(Records Opens)
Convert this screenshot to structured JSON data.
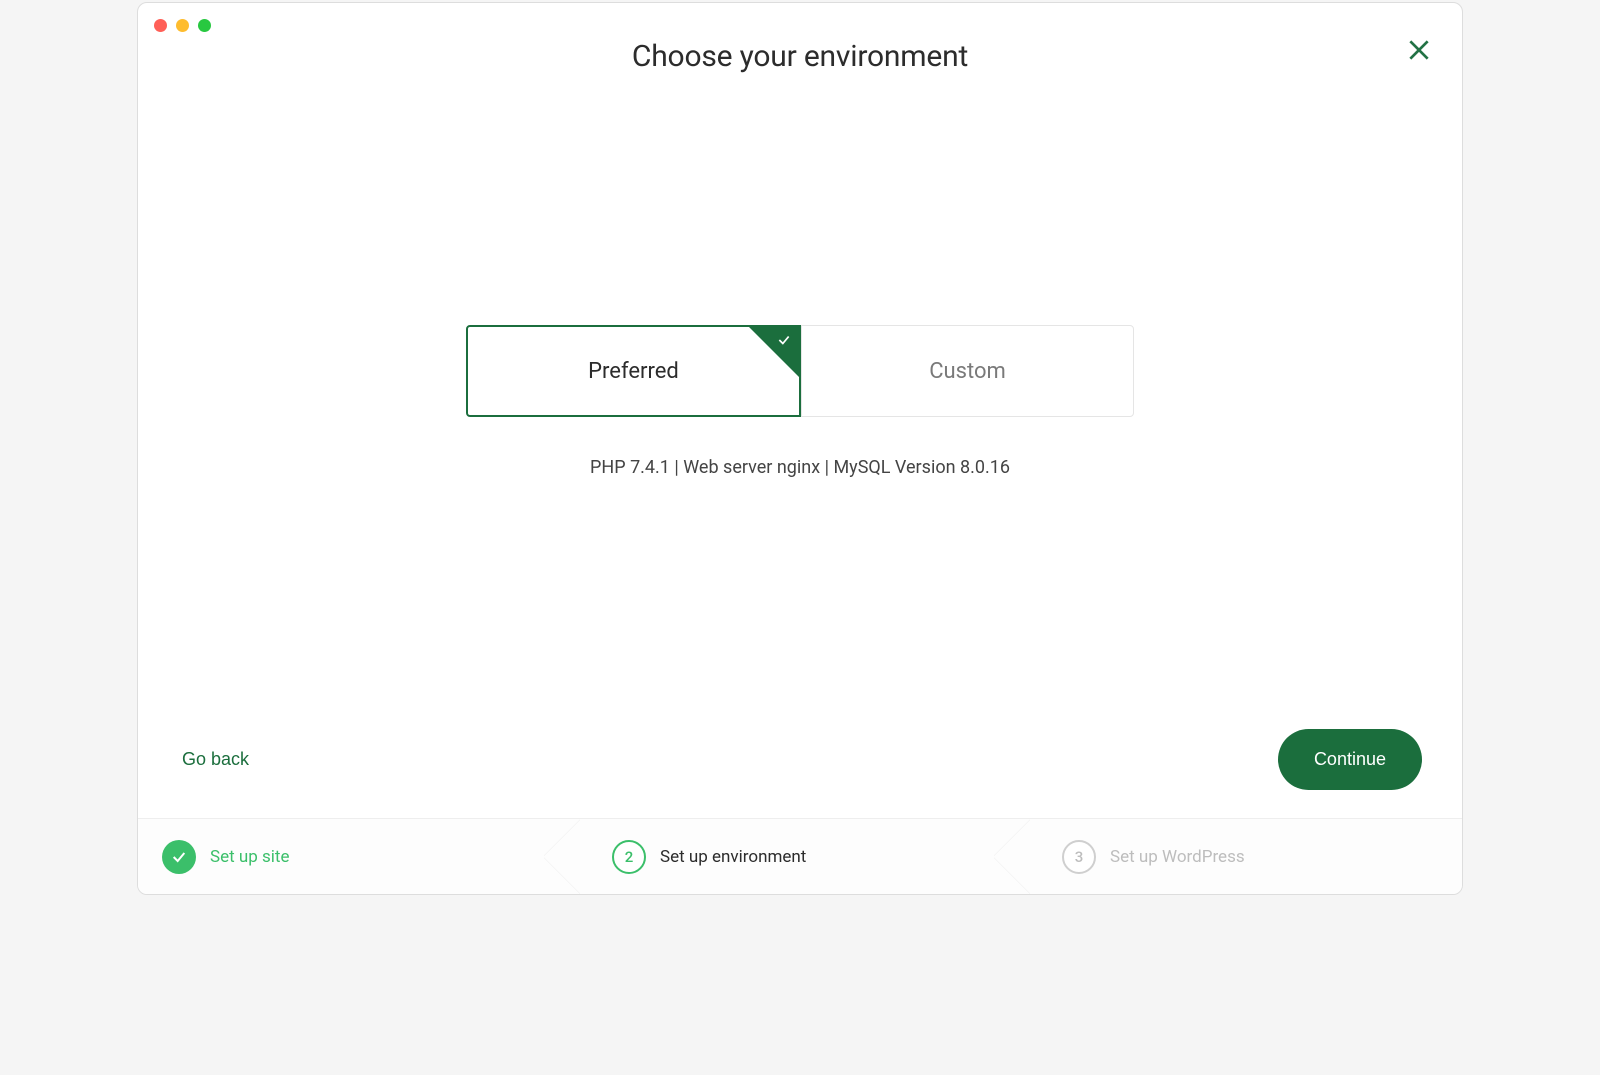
{
  "header": {
    "title": "Choose your environment"
  },
  "options": {
    "preferred": {
      "label": "Preferred",
      "selected": true
    },
    "custom": {
      "label": "Custom",
      "selected": false
    }
  },
  "env_summary": "PHP 7.4.1 | Web server nginx | MySQL Version 8.0.16",
  "actions": {
    "back": "Go back",
    "continue": "Continue"
  },
  "stepper": {
    "steps": [
      {
        "num": "✓",
        "label": "Set up site",
        "state": "done"
      },
      {
        "num": "2",
        "label": "Set up environment",
        "state": "current"
      },
      {
        "num": "3",
        "label": "Set up WordPress",
        "state": "upcoming"
      }
    ]
  },
  "colors": {
    "accent": "#1b6e3d",
    "accent_light": "#3bbf6a"
  }
}
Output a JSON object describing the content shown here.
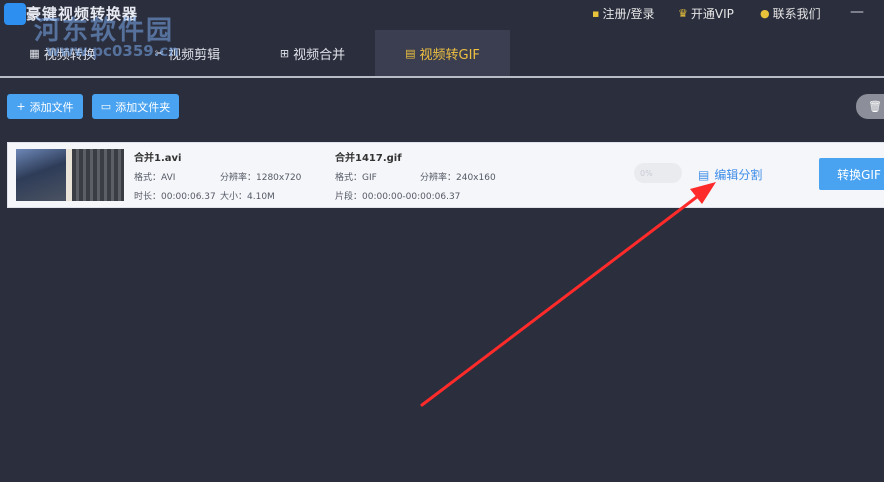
{
  "app": {
    "title": "豪键视频转换器",
    "watermark": "河东软件园",
    "watermark_url": "www.pc0359.cn"
  },
  "topbar": {
    "register_login": "注册/登录",
    "vip": "开通VIP",
    "contact": "联系我们",
    "minimize": "—"
  },
  "tabs": [
    {
      "label": "视频转换",
      "icon": "▦",
      "active": false
    },
    {
      "label": "视频剪辑",
      "icon": "✂",
      "active": false
    },
    {
      "label": "视频合并",
      "icon": "⊞",
      "active": false
    },
    {
      "label": "视频转GIF",
      "icon": "▤",
      "active": true
    }
  ],
  "toolbar": {
    "add_file": "添加文件",
    "add_folder": "添加文件夹",
    "add_file_icon": "+",
    "add_folder_icon": "▭",
    "right_icon": "🗑"
  },
  "file": {
    "source_name": "合并1.avi",
    "source_format": "格式：AVI",
    "source_resolution": "分辨率：1280x720",
    "source_duration": "时长：00:00:06.37",
    "source_size": "大小：4.10M",
    "output_name": "合并1417.gif",
    "output_format": "格式：GIF",
    "output_resolution": "分辨率：240x160",
    "output_segment": "片段：00:00:00-00:00:06.37",
    "progress": "0%",
    "edit_split": "编辑分割",
    "convert": "转换GIF"
  },
  "colors": {
    "background": "#2b2e3d",
    "accent": "#4aa3f0",
    "active_tab_text": "#f0c040",
    "arrow": "#ff2a2a"
  }
}
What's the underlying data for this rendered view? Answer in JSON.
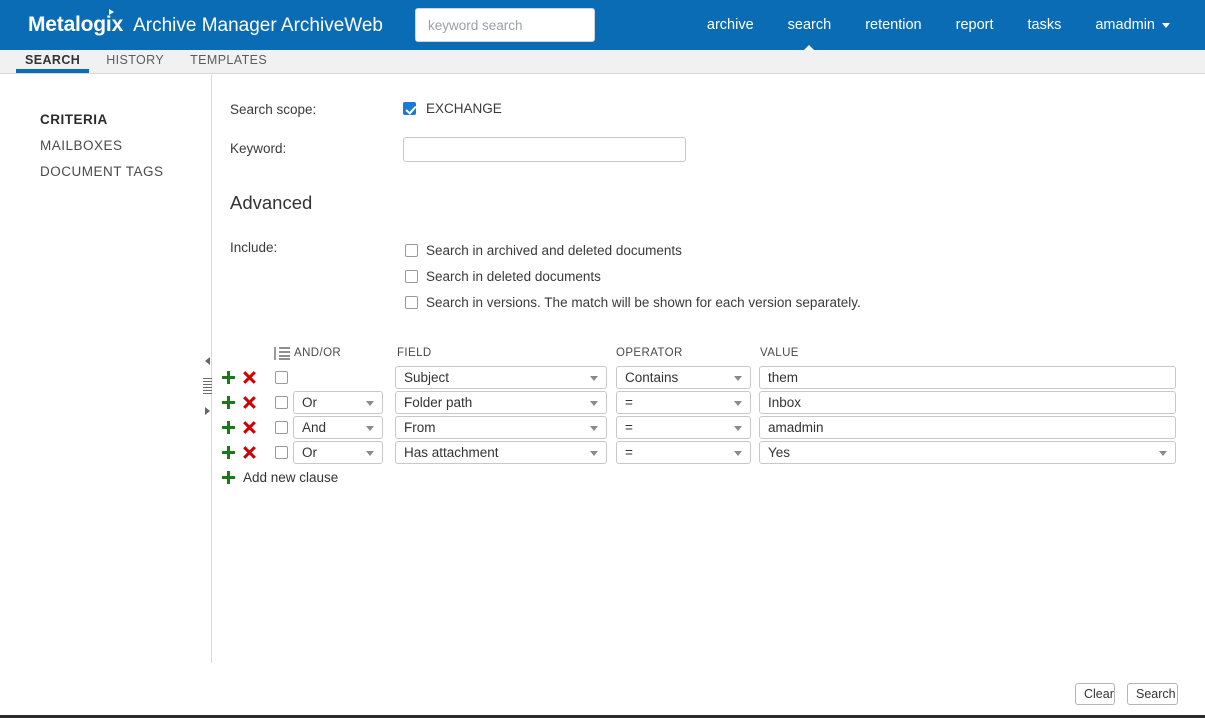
{
  "header": {
    "logo": "Metalogix",
    "app_title": "Archive Manager ArchiveWeb",
    "search_placeholder": "keyword search",
    "search_value": "",
    "nav": [
      {
        "label": "archive",
        "active": false
      },
      {
        "label": "search",
        "active": true
      },
      {
        "label": "retention",
        "active": false
      },
      {
        "label": "report",
        "active": false
      },
      {
        "label": "tasks",
        "active": false
      }
    ],
    "user": "amadmin",
    "brand_color": "#0a6cb4"
  },
  "tabs": [
    {
      "label": "SEARCH",
      "active": true
    },
    {
      "label": "HISTORY",
      "active": false
    },
    {
      "label": "TEMPLATES",
      "active": false
    }
  ],
  "sidebar": {
    "items": [
      {
        "label": "CRITERIA",
        "active": true
      },
      {
        "label": "MAILBOXES",
        "active": false
      },
      {
        "label": "DOCUMENT TAGS",
        "active": false
      }
    ]
  },
  "main": {
    "scope_label": "Search scope:",
    "scope_option": "EXCHANGE",
    "scope_checked": true,
    "keyword_label": "Keyword:",
    "keyword_value": "",
    "advanced_title": "Advanced",
    "include_label": "Include:",
    "include_options": [
      {
        "label": "Search in archived and deleted documents",
        "checked": false
      },
      {
        "label": "Search in deleted documents",
        "checked": false
      },
      {
        "label": "Search in versions. The match will be shown for each version separately.",
        "checked": false
      }
    ],
    "columns": {
      "andor": "AND/OR",
      "field": "FIELD",
      "operator": "OPERATOR",
      "value": "VALUE"
    },
    "clauses": [
      {
        "selected": false,
        "andor": "",
        "field": "Subject",
        "operator": "Contains",
        "value": "them",
        "value_is_select": false
      },
      {
        "selected": false,
        "andor": "Or",
        "field": "Folder path",
        "operator": "=",
        "value": "Inbox",
        "value_is_select": false
      },
      {
        "selected": false,
        "andor": "And",
        "field": "From",
        "operator": "=",
        "value": "amadmin",
        "value_is_select": false
      },
      {
        "selected": false,
        "andor": "Or",
        "field": "Has attachment",
        "operator": "=",
        "value": "Yes",
        "value_is_select": true
      }
    ],
    "add_clause_label": "Add new clause"
  },
  "footer": {
    "clear_label": "Clear",
    "search_label": "Search"
  }
}
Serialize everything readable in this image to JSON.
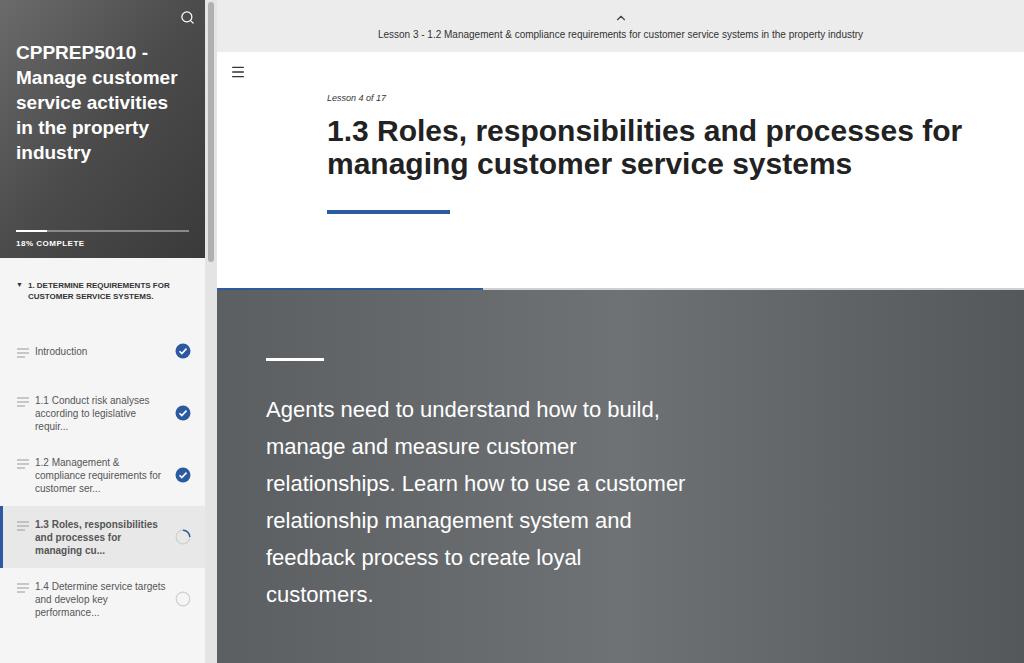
{
  "sidebar": {
    "title": "CPPREP5010 - Manage customer service activities in the property industry",
    "progress": {
      "level": 0.18,
      "label": "18% COMPLETE"
    },
    "section": {
      "toggle": "▼",
      "title": "1. DETERMINE REQUIREMENTS FOR CUSTOMER SERVICE SYSTEMS.",
      "expanded": true
    },
    "items": [
      {
        "label": "Introduction",
        "complete": true,
        "in_progress": false,
        "selected": false
      },
      {
        "label": "1.1 Conduct risk analyses according to legislative requir...",
        "complete": true,
        "in_progress": false,
        "selected": false
      },
      {
        "label": "1.2 Management & compliance requirements for customer ser...",
        "complete": true,
        "in_progress": false,
        "selected": false
      },
      {
        "label": "1.3 Roles, responsibilities and processes for managing cu...",
        "complete": false,
        "in_progress": true,
        "selected": true
      },
      {
        "label": "1.4 Determine service targets and develop key performance...",
        "complete": false,
        "in_progress": false,
        "selected": false
      }
    ]
  },
  "top_bar": {
    "previous_lesson": "Lesson 3 - 1.2 Management & compliance requirements for customer service systems in the property industry"
  },
  "lesson": {
    "counter": "Lesson 4 of 17",
    "title": "1.3 Roles, responsibilities and processes for managing customer service systems",
    "progress": 0.33
  },
  "hero": {
    "text": "Agents need to understand how to build, manage and measure customer relationships. Learn how to use a customer relationship management system and feedback process to create loyal customers."
  }
}
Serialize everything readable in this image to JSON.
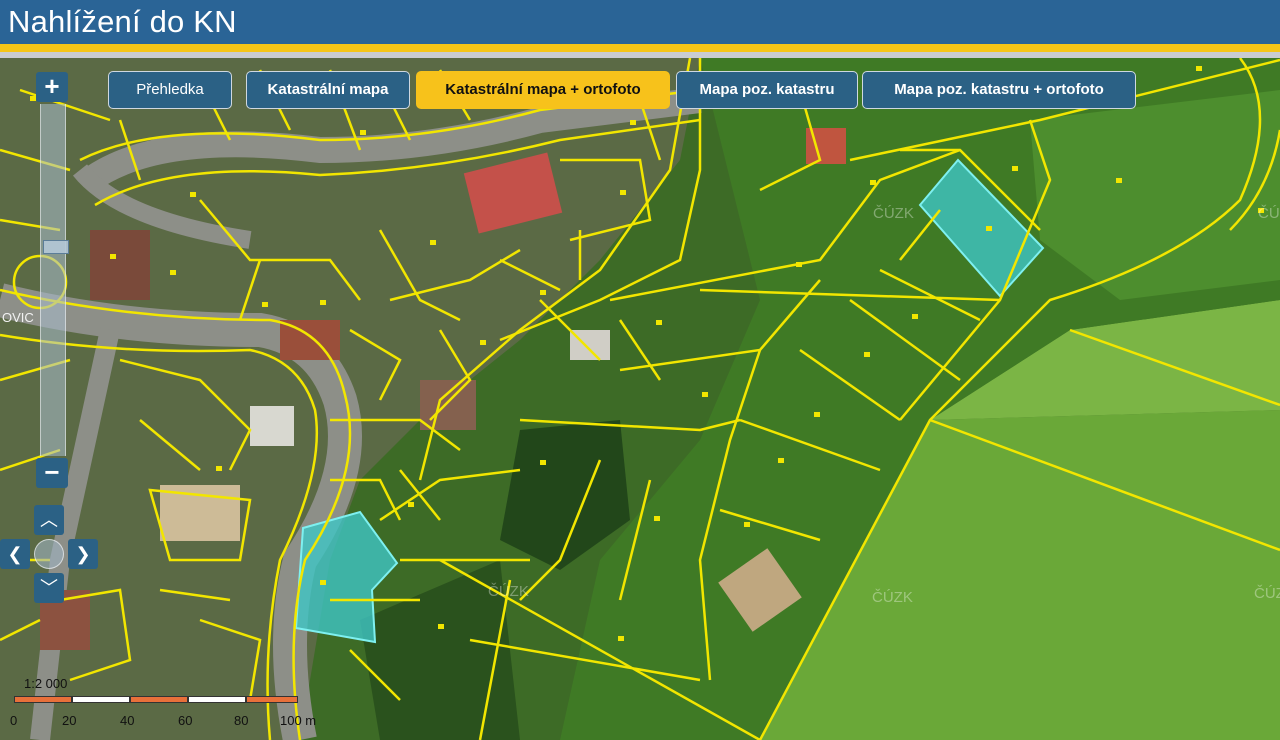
{
  "header": {
    "title": "Nahlížení do KN"
  },
  "tabs": [
    {
      "label": "Přehledka",
      "active": false
    },
    {
      "label": "Katastrální mapa",
      "active": false
    },
    {
      "label": "Katastrální mapa + ortofoto",
      "active": true
    },
    {
      "label": "Mapa poz. katastru",
      "active": false
    },
    {
      "label": "Mapa poz. katastru + ortofoto",
      "active": false
    }
  ],
  "zoom": {
    "in_label": "+",
    "out_label": "−"
  },
  "pan": {
    "up": "︿",
    "down": "﹀",
    "left": "❮",
    "right": "❯"
  },
  "map": {
    "watermark": "ČÚZK",
    "place_fragment": "OVIC",
    "colors": {
      "parcel_line": "#f2e600",
      "selected_fill": "#3fc6c6",
      "meadow": "#4e8a2a",
      "field": "#6fae3a"
    }
  },
  "scale": {
    "ratio": "1:2 000",
    "labels": [
      "0",
      "20",
      "40",
      "60",
      "80",
      "100 m"
    ]
  },
  "icons": [
    "plus-icon",
    "minus-icon",
    "arrow-up-icon",
    "arrow-down-icon",
    "arrow-left-icon",
    "arrow-right-icon"
  ]
}
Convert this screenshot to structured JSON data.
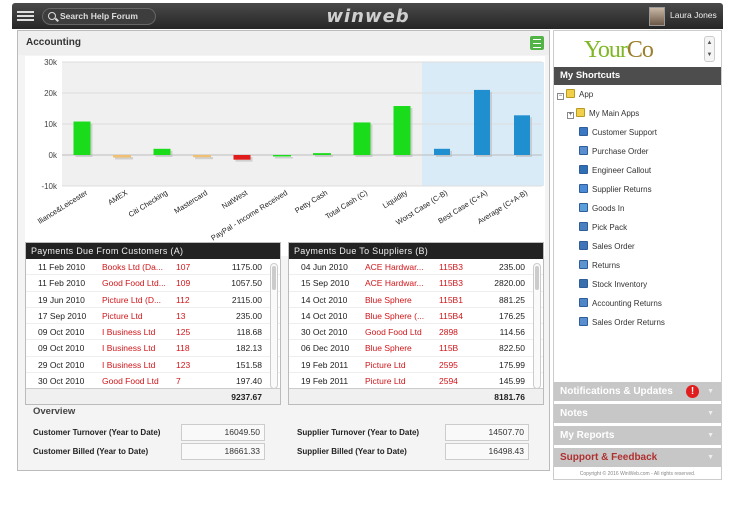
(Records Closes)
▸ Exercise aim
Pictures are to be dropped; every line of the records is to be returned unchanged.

▸ Answer to the problem
Convert this screenshot to structured JSON data.
{
  "header": {
    "title": "Choose your environment"
  },
  "options": {
    "preferred": {
      "label": "Preferred",
      "selected": true
    },
    "custom": {
      "label": "Custom",
      "selected": false
    }
  },
  "env_summary": "PHP 7.4.1 | Web server nginx | MySQL Version 8.0.16",
  "actions": {
    "back": "Go back",
    "continue": "Continue"
  },
  "stepper": {
    "steps": [
      {
        "num": "✓",
        "label": "Set up site",
        "state": "done"
      },
      {
        "num": "2",
        "label": "Set up environment",
        "state": "current"
      },
      {
        "num": "3",
        "label": "Set up WordPress",
        "state": "upcoming"
      }
    ]
  },
  "colors": {
    "accent": "#1b6e3d",
    "accent_light": "#3bbf6a"
  }
}
Output a JSON object describing the content shown here.
{
  "app": {
    "title": "豪键视频转换器",
    "watermark": "河东软件园",
    "watermark_url": "www.pc0359.cn"
  },
  "topbar": {
    "register_login": "注册/登录",
    "vip": "开通VIP",
    "contact": "联系我们",
    "minimize": "—"
  },
  "tabs": [
    {
      "label": "视频转换",
      "icon": "▦",
      "active": false
    },
    {
      "label": "视频剪辑",
      "icon": "✂",
      "active": false
    },
    {
      "label": "视频合并",
      "icon": "⊞",
      "active": false
    },
    {
      "label": "视频转GIF",
      "icon": "▤",
      "active": true
    }
  ],
  "toolbar": {
    "add_file": "添加文件",
    "add_folder": "添加文件夹",
    "add_file_icon": "+",
    "add_folder_icon": "▭",
    "right_icon": "🗑"
  },
  "file": {
    "source_name": "合并1.avi",
    "source_format": "格式：AVI",
    "source_resolution": "分辨率：1280x720",
    "source_duration": "时长：00:00:06.37",
    "source_size": "大小：4.10M",
    "output_name": "合并1417.gif",
    "output_format": "格式：GIF",
    "output_resolution": "分辨率：240x160",
    "output_segment": "片段：00:00:00-00:00:06.37",
    "progress": "0%",
    "edit_split": "编辑分割",
    "convert": "转换GIF"
  },
  "colors": {
    "background": "#2b2e3d",
    "accent": "#4aa3f0",
    "active_tab_text": "#f0c040",
    "arrow": "#ff2a2a"
  }
}
What's the underlying data for this rendered view? Answer in JSON.
{
  "header": {
    "logo": "Metalogix",
    "app_title": "Archive Manager ArchiveWeb",
    "search_placeholder": "keyword search",
    "search_value": "",
    "nav": [
      {
        "label": "archive",
        "active": false
      },
      {
        "label": "search",
        "active": true
      },
      {
        "label": "retention",
        "active": false
      },
      {
        "label": "report",
        "active": false
      },
      {
        "label": "tasks",
        "active": false
      }
    ],
    "user": "amadmin",
    "brand_color": "#0a6cb4"
  },
  "tabs": [
    {
      "label": "SEARCH",
      "active": true
    },
    {
      "label": "HISTORY",
      "active": false
    },
    {
      "label": "TEMPLATES",
      "active": false
    }
  ],
  "sidebar": {
    "items": [
      {
        "label": "CRITERIA",
        "active": true
      },
      {
        "label": "MAILBOXES",
        "active": false
      },
      {
        "label": "DOCUMENT TAGS",
        "active": false
      }
    ]
  },
  "main": {
    "scope_label": "Search scope:",
    "scope_option": "EXCHANGE",
    "scope_checked": true,
    "keyword_label": "Keyword:",
    "keyword_value": "",
    "advanced_title": "Advanced",
    "include_label": "Include:",
    "include_options": [
      {
        "label": "Search in archived and deleted documents",
        "checked": false
      },
      {
        "label": "Search in deleted documents",
        "checked": false
      },
      {
        "label": "Search in versions. The match will be shown for each version separately.",
        "checked": false
      }
    ],
    "columns": {
      "andor": "AND/OR",
      "field": "FIELD",
      "operator": "OPERATOR",
      "value": "VALUE"
    },
    "clauses": [
      {
        "selected": false,
        "andor": "",
        "field": "Subject",
        "operator": "Contains",
        "value": "them",
        "value_is_select": false
      },
      {
        "selected": false,
        "andor": "Or",
        "field": "Folder path",
        "operator": "=",
        "value": "Inbox",
        "value_is_select": false
      },
      {
        "selected": false,
        "andor": "And",
        "field": "From",
        "operator": "=",
        "value": "amadmin",
        "value_is_select": false
      },
      {
        "selected": false,
        "andor": "Or",
        "field": "Has attachment",
        "operator": "=",
        "value": "Yes",
        "value_is_select": true
      }
    ],
    "add_clause_label": "Add new clause"
  },
  "footer": {
    "clear_label": "Clear",
    "search_label": "Search"
  }
}
Serialize everything readable in this image to JSON.
{
  "sidebar": {
    "title": "CPPREP5010 - Manage customer service activities in the property industry",
    "progress": {
      "level": 0.18,
      "label": "18% COMPLETE"
    },
    "section": {
      "toggle": "▼",
      "title": "1. DETERMINE REQUIREMENTS FOR CUSTOMER SERVICE SYSTEMS.",
      "expanded": true
    },
    "items": [
      {
        "label": "Introduction",
        "complete": true,
        "in_progress": false,
        "selected": false
      },
      {
        "label": "1.1 Conduct risk analyses according to legislative requir...",
        "complete": true,
        "in_progress": false,
        "selected": false
      },
      {
        "label": "1.2 Management & compliance requirements for customer ser...",
        "complete": true,
        "in_progress": false,
        "selected": false
      },
      {
        "label": "1.3 Roles, responsibilities and processes for managing cu...",
        "complete": false,
        "in_progress": true,
        "selected": true
      },
      {
        "label": "1.4 Determine service targets and develop key performance...",
        "complete": false,
        "in_progress": false,
        "selected": false
      }
    ]
  },
  "top_bar": {
    "previous_lesson": "Lesson 3 - 1.2 Management & compliance requirements for customer service systems in the property industry"
  },
  "lesson": {
    "counter": "Lesson 4 of 17",
    "title": "1.3 Roles, responsibilities and processes for managing customer service systems",
    "progress": 0.33
  },
  "hero": {
    "text": "Agents need to understand how to build, manage and measure customer relationships. Learn how to use a customer relationship management system and feedback process to create loyal customers."
  }
}
Serialize everything readable in this image to JSON.
{
  "header": {
    "title": "Nahlížení do KN"
  },
  "tabs": [
    {
      "label": "Přehledka",
      "active": false
    },
    {
      "label": "Katastrální mapa",
      "active": false
    },
    {
      "label": "Katastrální mapa + ortofoto",
      "active": true
    },
    {
      "label": "Mapa poz. katastru",
      "active": false
    },
    {
      "label": "Mapa poz. katastru + ortofoto",
      "active": false
    }
  ],
  "zoom": {
    "in_label": "+",
    "out_label": "−"
  },
  "pan": {
    "up": "︿",
    "down": "﹀",
    "left": "❮",
    "right": "❯"
  },
  "map": {
    "watermark": "ČÚZK",
    "place_fragment": "OVIC",
    "colors": {
      "parcel_line": "#f2e600",
      "selected_fill": "#3fc6c6",
      "meadow": "#4e8a2a",
      "field": "#6fae3a"
    }
  },
  "scale": {
    "ratio": "1:2 000",
    "labels": [
      "0",
      "20",
      "40",
      "60",
      "80",
      "100 m"
    ]
  },
  "icons": [
    "plus-icon",
    "minus-icon",
    "arrow-up-icon",
    "arrow-down-icon",
    "arrow-left-icon",
    "arrow-right-icon"
  ]
}
Convert this screenshot to structured JSON data.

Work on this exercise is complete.